[Website and app data records]

++++++

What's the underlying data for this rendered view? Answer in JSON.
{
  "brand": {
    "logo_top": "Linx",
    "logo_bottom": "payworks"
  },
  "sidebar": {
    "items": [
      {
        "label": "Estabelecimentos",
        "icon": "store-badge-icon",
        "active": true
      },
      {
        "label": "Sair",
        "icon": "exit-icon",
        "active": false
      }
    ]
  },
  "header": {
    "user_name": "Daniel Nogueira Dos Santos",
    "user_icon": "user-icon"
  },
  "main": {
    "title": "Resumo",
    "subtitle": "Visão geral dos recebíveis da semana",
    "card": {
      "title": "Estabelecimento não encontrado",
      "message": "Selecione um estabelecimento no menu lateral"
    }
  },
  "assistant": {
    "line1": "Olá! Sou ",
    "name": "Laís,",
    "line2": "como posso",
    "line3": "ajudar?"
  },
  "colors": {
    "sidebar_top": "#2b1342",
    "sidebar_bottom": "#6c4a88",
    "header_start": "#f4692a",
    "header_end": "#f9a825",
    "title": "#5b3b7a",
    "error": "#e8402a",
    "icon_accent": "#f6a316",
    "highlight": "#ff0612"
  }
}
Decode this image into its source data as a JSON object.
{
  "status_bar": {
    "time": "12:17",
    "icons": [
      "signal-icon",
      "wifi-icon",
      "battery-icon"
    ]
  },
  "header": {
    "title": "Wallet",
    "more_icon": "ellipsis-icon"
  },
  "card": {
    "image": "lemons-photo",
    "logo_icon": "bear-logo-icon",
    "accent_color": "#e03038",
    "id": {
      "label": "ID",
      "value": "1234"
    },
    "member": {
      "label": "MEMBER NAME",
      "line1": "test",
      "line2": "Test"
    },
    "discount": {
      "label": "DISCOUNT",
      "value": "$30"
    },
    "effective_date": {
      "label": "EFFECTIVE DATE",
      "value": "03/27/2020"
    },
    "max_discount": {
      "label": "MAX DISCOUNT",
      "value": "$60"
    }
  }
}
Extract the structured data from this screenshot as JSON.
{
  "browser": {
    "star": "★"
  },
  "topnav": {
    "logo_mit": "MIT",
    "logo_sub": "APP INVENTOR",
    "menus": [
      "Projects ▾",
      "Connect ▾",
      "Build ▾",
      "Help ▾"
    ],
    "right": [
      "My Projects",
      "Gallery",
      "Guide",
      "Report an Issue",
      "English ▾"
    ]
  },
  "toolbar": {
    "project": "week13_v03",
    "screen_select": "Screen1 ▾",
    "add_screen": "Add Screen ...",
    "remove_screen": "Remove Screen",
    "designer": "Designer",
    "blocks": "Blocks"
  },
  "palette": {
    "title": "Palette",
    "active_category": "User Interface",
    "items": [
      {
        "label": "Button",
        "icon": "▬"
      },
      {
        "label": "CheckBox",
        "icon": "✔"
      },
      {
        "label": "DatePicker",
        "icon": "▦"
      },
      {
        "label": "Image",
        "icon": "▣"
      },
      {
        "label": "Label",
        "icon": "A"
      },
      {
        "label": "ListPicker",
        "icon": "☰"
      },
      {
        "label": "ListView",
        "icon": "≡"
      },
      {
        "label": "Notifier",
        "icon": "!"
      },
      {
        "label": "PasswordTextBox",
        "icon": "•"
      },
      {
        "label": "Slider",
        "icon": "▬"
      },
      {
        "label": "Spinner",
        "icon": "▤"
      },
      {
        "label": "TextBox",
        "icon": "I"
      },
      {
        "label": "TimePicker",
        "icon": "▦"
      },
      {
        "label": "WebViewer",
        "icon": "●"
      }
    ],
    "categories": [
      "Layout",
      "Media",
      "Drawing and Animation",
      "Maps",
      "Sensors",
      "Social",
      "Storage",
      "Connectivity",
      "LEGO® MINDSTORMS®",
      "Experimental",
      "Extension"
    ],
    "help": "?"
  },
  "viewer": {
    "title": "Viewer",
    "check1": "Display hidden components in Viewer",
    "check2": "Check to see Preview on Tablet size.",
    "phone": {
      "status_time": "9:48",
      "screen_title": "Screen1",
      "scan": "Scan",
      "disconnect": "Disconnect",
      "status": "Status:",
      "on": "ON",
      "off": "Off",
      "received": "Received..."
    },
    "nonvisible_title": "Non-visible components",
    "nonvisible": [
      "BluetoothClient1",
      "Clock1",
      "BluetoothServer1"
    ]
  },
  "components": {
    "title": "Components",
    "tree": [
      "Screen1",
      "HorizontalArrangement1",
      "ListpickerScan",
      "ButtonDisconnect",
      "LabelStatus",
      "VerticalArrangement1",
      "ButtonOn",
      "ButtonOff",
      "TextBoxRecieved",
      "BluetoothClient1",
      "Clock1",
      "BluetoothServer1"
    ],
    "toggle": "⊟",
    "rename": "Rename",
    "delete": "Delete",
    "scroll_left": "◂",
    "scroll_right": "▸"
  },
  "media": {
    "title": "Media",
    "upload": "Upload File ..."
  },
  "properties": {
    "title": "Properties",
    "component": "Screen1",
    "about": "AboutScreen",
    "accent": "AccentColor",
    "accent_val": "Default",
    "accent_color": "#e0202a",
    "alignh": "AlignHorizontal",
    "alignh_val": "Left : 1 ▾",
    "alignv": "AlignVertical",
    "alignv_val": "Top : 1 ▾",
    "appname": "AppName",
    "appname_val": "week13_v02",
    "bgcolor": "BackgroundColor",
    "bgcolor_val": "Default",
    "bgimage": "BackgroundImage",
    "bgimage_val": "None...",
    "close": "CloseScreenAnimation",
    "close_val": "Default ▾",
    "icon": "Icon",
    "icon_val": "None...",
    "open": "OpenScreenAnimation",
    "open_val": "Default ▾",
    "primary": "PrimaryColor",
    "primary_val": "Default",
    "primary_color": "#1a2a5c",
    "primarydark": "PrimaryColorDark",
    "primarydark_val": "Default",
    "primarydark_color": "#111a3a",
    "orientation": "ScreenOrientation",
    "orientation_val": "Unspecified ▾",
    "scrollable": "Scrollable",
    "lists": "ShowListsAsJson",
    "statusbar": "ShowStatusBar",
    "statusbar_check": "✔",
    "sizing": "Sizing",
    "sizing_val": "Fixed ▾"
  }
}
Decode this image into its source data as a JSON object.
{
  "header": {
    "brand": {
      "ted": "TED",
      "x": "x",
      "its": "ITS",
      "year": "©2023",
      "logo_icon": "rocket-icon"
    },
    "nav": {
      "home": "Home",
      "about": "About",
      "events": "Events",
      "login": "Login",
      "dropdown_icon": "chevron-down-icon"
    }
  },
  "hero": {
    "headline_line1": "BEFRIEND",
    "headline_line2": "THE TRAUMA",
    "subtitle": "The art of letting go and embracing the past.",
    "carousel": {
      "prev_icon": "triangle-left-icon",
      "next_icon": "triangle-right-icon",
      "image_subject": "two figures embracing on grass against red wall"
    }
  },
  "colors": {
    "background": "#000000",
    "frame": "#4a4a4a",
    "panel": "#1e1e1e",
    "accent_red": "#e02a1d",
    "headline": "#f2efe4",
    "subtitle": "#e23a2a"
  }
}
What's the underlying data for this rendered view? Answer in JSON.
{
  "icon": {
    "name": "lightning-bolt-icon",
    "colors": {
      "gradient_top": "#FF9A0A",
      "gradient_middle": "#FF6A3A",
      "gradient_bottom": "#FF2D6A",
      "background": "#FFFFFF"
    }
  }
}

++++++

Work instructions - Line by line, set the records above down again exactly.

Your solution -
What's the underlying data for this rendered view? Answer in JSON.
{
  "brand": {
    "logo_top": "Linx",
    "logo_bottom": "payworks"
  },
  "sidebar": {
    "items": [
      {
        "label": "Estabelecimentos",
        "icon": "store-badge-icon",
        "active": true
      },
      {
        "label": "Sair",
        "icon": "exit-icon",
        "active": false
      }
    ]
  },
  "header": {
    "user_name": "Daniel Nogueira Dos Santos",
    "user_icon": "user-icon"
  },
  "main": {
    "title": "Resumo",
    "subtitle": "Visão geral dos recebíveis da semana",
    "card": {
      "title": "Estabelecimento não encontrado",
      "message": "Selecione um estabelecimento no menu lateral"
    }
  },
  "assistant": {
    "line1": "Olá! Sou ",
    "name": "Laís,",
    "line2": "como posso",
    "line3": "ajudar?"
  },
  "colors": {
    "sidebar_top": "#2b1342",
    "sidebar_bottom": "#6c4a88",
    "header_start": "#f4692a",
    "header_end": "#f9a825",
    "title": "#5b3b7a",
    "error": "#e8402a",
    "icon_accent": "#f6a316",
    "highlight": "#ff0612"
  }
}
Decode this image into its source data as a JSON object.
{
  "status_bar": {
    "time": "12:17",
    "icons": [
      "signal-icon",
      "wifi-icon",
      "battery-icon"
    ]
  },
  "header": {
    "title": "Wallet",
    "more_icon": "ellipsis-icon"
  },
  "card": {
    "image": "lemons-photo",
    "logo_icon": "bear-logo-icon",
    "accent_color": "#e03038",
    "id": {
      "label": "ID",
      "value": "1234"
    },
    "member": {
      "label": "MEMBER NAME",
      "line1": "test",
      "line2": "Test"
    },
    "discount": {
      "label": "DISCOUNT",
      "value": "$30"
    },
    "effective_date": {
      "label": "EFFECTIVE DATE",
      "value": "03/27/2020"
    },
    "max_discount": {
      "label": "MAX DISCOUNT",
      "value": "$60"
    }
  }
}
Extract the structured data from this screenshot as JSON.
{
  "browser": {
    "star": "★"
  },
  "topnav": {
    "logo_mit": "MIT",
    "logo_sub": "APP INVENTOR",
    "menus": [
      "Projects ▾",
      "Connect ▾",
      "Build ▾",
      "Help ▾"
    ],
    "right": [
      "My Projects",
      "Gallery",
      "Guide",
      "Report an Issue",
      "English ▾"
    ]
  },
  "toolbar": {
    "project": "week13_v03",
    "screen_select": "Screen1 ▾",
    "add_screen": "Add Screen ...",
    "remove_screen": "Remove Screen",
    "designer": "Designer",
    "blocks": "Blocks"
  },
  "palette": {
    "title": "Palette",
    "active_category": "User Interface",
    "items": [
      {
        "label": "Button",
        "icon": "▬"
      },
      {
        "label": "CheckBox",
        "icon": "✔"
      },
      {
        "label": "DatePicker",
        "icon": "▦"
      },
      {
        "label": "Image",
        "icon": "▣"
      },
      {
        "label": "Label",
        "icon": "A"
      },
      {
        "label": "ListPicker",
        "icon": "☰"
      },
      {
        "label": "ListView",
        "icon": "≡"
      },
      {
        "label": "Notifier",
        "icon": "!"
      },
      {
        "label": "PasswordTextBox",
        "icon": "•"
      },
      {
        "label": "Slider",
        "icon": "▬"
      },
      {
        "label": "Spinner",
        "icon": "▤"
      },
      {
        "label": "TextBox",
        "icon": "I"
      },
      {
        "label": "TimePicker",
        "icon": "▦"
      },
      {
        "label": "WebViewer",
        "icon": "●"
      }
    ],
    "categories": [
      "Layout",
      "Media",
      "Drawing and Animation",
      "Maps",
      "Sensors",
      "Social",
      "Storage",
      "Connectivity",
      "LEGO® MINDSTORMS®",
      "Experimental",
      "Extension"
    ],
    "help": "?"
  },
  "viewer": {
    "title": "Viewer",
    "check1": "Display hidden components in Viewer",
    "check2": "Check to see Preview on Tablet size.",
    "phone": {
      "status_time": "9:48",
      "screen_title": "Screen1",
      "scan": "Scan",
      "disconnect": "Disconnect",
      "status": "Status:",
      "on": "ON",
      "off": "Off",
      "received": "Received..."
    },
    "nonvisible_title": "Non-visible components",
    "nonvisible": [
      "BluetoothClient1",
      "Clock1",
      "BluetoothServer1"
    ]
  },
  "components": {
    "title": "Components",
    "tree": [
      "Screen1",
      "HorizontalArrangement1",
      "ListpickerScan",
      "ButtonDisconnect",
      "LabelStatus",
      "VerticalArrangement1",
      "ButtonOn",
      "ButtonOff",
      "TextBoxRecieved",
      "BluetoothClient1",
      "Clock1",
      "BluetoothServer1"
    ],
    "toggle": "⊟",
    "rename": "Rename",
    "delete": "Delete",
    "scroll_left": "◂",
    "scroll_right": "▸"
  },
  "media": {
    "title": "Media",
    "upload": "Upload File ..."
  },
  "properties": {
    "title": "Properties",
    "component": "Screen1",
    "about": "AboutScreen",
    "accent": "AccentColor",
    "accent_val": "Default",
    "accent_color": "#e0202a",
    "alignh": "AlignHorizontal",
    "alignh_val": "Left : 1 ▾",
    "alignv": "AlignVertical",
    "alignv_val": "Top : 1 ▾",
    "appname": "AppName",
    "appname_val": "week13_v02",
    "bgcolor": "BackgroundColor",
    "bgcolor_val": "Default",
    "bgimage": "BackgroundImage",
    "bgimage_val": "None...",
    "close": "CloseScreenAnimation",
    "close_val": "Default ▾",
    "icon": "Icon",
    "icon_val": "None...",
    "open": "OpenScreenAnimation",
    "open_val": "Default ▾",
    "primary": "PrimaryColor",
    "primary_val": "Default",
    "primary_color": "#1a2a5c",
    "primarydark": "PrimaryColorDark",
    "primarydark_val": "Default",
    "primarydark_color": "#111a3a",
    "orientation": "ScreenOrientation",
    "orientation_val": "Unspecified ▾",
    "scrollable": "Scrollable",
    "lists": "ShowListsAsJson",
    "statusbar": "ShowStatusBar",
    "statusbar_check": "✔",
    "sizing": "Sizing",
    "sizing_val": "Fixed ▾"
  }
}
Decode this image into its source data as a JSON object.
{
  "header": {
    "brand": {
      "ted": "TED",
      "x": "x",
      "its": "ITS",
      "year": "©2023",
      "logo_icon": "rocket-icon"
    },
    "nav": {
      "home": "Home",
      "about": "About",
      "events": "Events",
      "login": "Login",
      "dropdown_icon": "chevron-down-icon"
    }
  },
  "hero": {
    "headline_line1": "BEFRIEND",
    "headline_line2": "THE TRAUMA",
    "subtitle": "The art of letting go and embracing the past.",
    "carousel": {
      "prev_icon": "triangle-left-icon",
      "next_icon": "triangle-right-icon",
      "image_subject": "two figures embracing on grass against red wall"
    }
  },
  "colors": {
    "background": "#000000",
    "frame": "#4a4a4a",
    "panel": "#1e1e1e",
    "accent_red": "#e02a1d",
    "headline": "#f2efe4",
    "subtitle": "#e23a2a"
  }
}
What's the underlying data for this rendered view? Answer in JSON.
{
  "icon": {
    "name": "lightning-bolt-icon",
    "colors": {
      "gradient_top": "#FF9A0A",
      "gradient_middle": "#FF6A3A",
      "gradient_bottom": "#FF2D6A",
      "background": "#FFFFFF"
    }
  }
}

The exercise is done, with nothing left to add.